Ayurveda has been in our traditions for years and will remain that way as people are keen to make it as part of their everyday life.
Ayurveda has been a part of our traditions since time immortal. It has only grown better with the passage of time and as people wake up to the harsh realities of chemical products, Ayurveda industry is set to climb the ladder o9f development and prosperity. Ina conversation with Mr Anurag Sharma, Executive Director, Shree Baidyanath Ayurved Bhawan Pvt. Ltd, he tells us the future of the Ayurveda industry and the ideologies which keep Baidyanath going strong.
How has Baidyanath sustained itself for so many years?
We’ve been around for nearly 100 years. Baidyanath is primarily driven by a passion for Ayurveda. We are actually the largest publishers for Ayurvedic books, largest collaborators with Ayurvedic colleges. We offer scholarships and sponsorships and internships. Running the company has always been the passion for doing well to public health, making money becomes secondary. The passion in the family has always been to do good which is to keep your original knowledge intact, innovate and deliver.
How does the future of Ayurveda look like?
When we look at Ayurveda, we find that the growth is not coming out so much of the medicinal part of it but out of the personal space which can be your hair care, skincare etc. People have finally started to realise that skin is one of the largest organs of the body and you really need to treat that right. So, they are going back to centuries-old knowledge and adapting it to current technology of delivering the products and stabilising it. Ayurveda was used to be made fresh at home and one could use it in Uptan, Lepam or one of those things. With the current technology, one can do the extractions, the safety profiles, the stability tests and deliver it in attractive packages which you can effectively use. That is where the personal space is going very fast and that is the space which we can now take abroad and globalise Ayurveda. Once the globalisation of Yog has already taken place, then the globalisation of Ayurveda becomes a lot easier because you already have the adherence across the world which belief in the Indian systems now.
What are some of the challenges that are being faced by Baidyanath?
We are basically faced with two major challenges. Domestically, you sometimes face the challenges of sourcing the right quality of raw material and making sure that it is free of all the contaminants by which I mean whether it is water pollution, soil pollution, insecticides or pesticides. So, getting the right source of raw material, handling it and the supply chain- once all these are taken care of, that is one of the biggest challenges. Abroad, what we face are the regulatory challenges where they really don’t understand the concept of Ayurveda. Educating them, utilising them and getting the government of India to be able to push, just like Chinese have done with traditional Chinese medicines and they have most of the world's government accept it. Once this is done, then there will be a huge amount of benefits towards Ayurveda and as well as mankind is concerned. The billions of dollars companies spend on insurances and national health schemes, those can be drastically reduced. One does not have to visit the doctors for every small issue wherein natural and homemade remedies can cure a person of the problem.

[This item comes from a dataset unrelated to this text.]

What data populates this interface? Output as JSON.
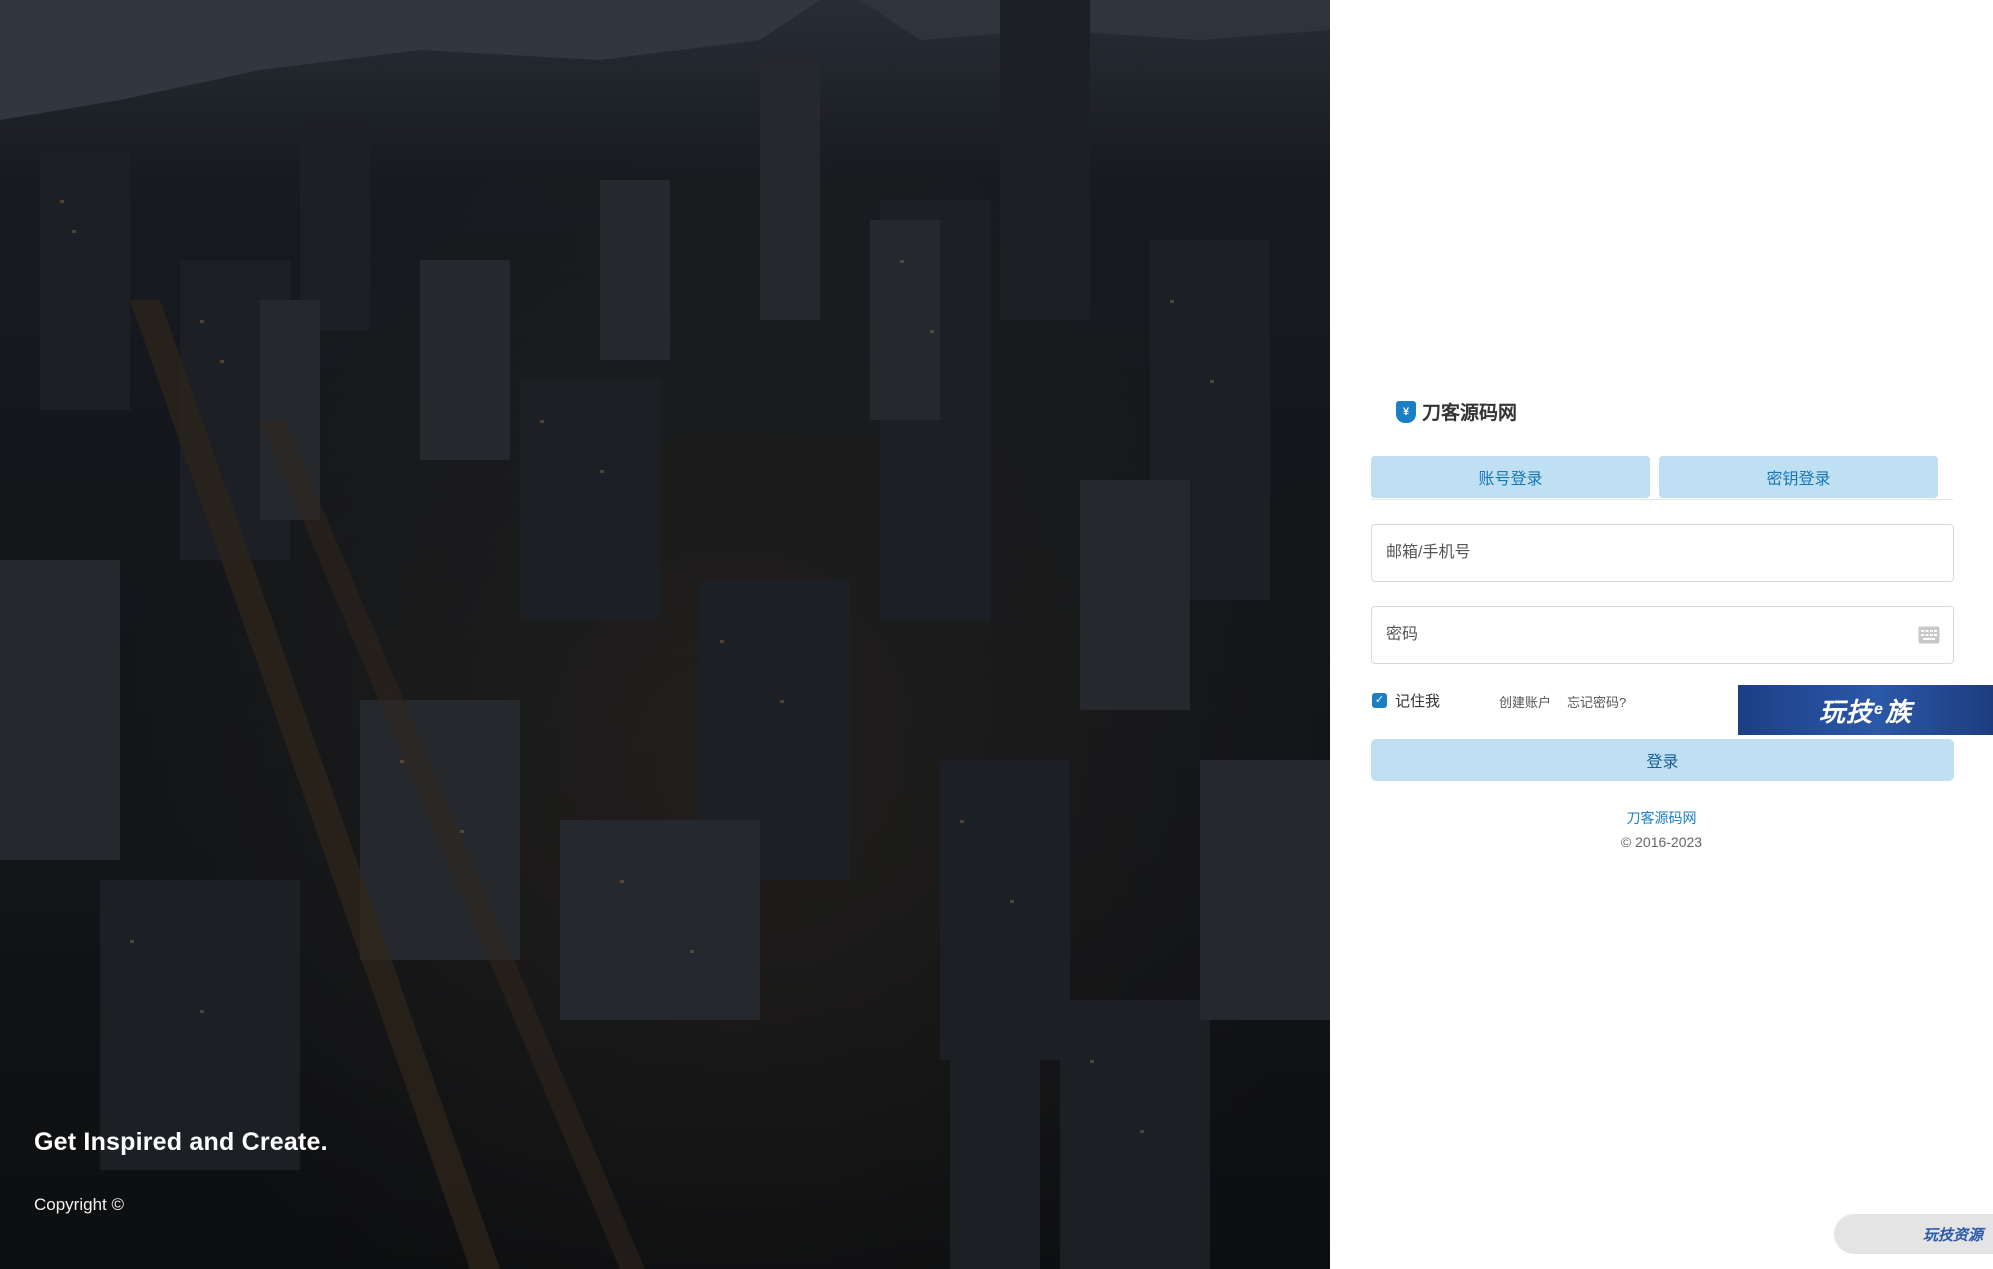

How is the government helping the Ayurveda industry?
This government has been a lot more pro-active and has a very good ministry which is called the Ayush ministry. They have made Yoga International and we are asking Dhanvantari Diwas be declared yoga day. The budgets have been increased and the government is very serious about spending money on research and standardisation. Once this happens and they are able to convince governments and our embassies to try and promote it there, then you can also have the same amount of permissions just as traditional Chinese medicines have. That means we will have access to those markets which helps the cultivator, producer, manufacturer and is a boon to the common people.